[Dataset rows for apps and sites]
========================================
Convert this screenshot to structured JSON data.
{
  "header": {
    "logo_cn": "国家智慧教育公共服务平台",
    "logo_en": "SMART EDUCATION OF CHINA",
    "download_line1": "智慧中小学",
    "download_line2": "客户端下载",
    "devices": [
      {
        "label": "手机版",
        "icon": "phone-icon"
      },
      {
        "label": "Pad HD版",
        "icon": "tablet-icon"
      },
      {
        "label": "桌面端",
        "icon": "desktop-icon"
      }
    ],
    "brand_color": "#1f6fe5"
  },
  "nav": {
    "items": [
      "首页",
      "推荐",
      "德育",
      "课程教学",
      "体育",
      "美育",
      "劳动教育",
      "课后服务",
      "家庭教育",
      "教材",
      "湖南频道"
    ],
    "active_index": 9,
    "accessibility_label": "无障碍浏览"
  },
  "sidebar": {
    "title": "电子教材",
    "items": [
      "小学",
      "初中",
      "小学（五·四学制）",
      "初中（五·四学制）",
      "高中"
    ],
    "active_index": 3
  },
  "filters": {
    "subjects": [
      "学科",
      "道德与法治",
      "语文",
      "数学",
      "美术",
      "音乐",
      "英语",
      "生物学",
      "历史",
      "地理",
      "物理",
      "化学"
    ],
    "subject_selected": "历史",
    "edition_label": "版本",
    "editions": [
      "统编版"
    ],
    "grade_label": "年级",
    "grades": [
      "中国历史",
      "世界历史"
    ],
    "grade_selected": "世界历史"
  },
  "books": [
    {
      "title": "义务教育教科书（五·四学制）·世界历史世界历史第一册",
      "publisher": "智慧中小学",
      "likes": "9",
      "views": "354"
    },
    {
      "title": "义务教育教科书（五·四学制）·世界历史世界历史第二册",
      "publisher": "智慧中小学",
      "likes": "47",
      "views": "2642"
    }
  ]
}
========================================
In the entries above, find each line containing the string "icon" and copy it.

• [Finished task]:
        "icon": "phone-icon"
        "icon": "tablet-icon"
        "icon": "desktop-icon"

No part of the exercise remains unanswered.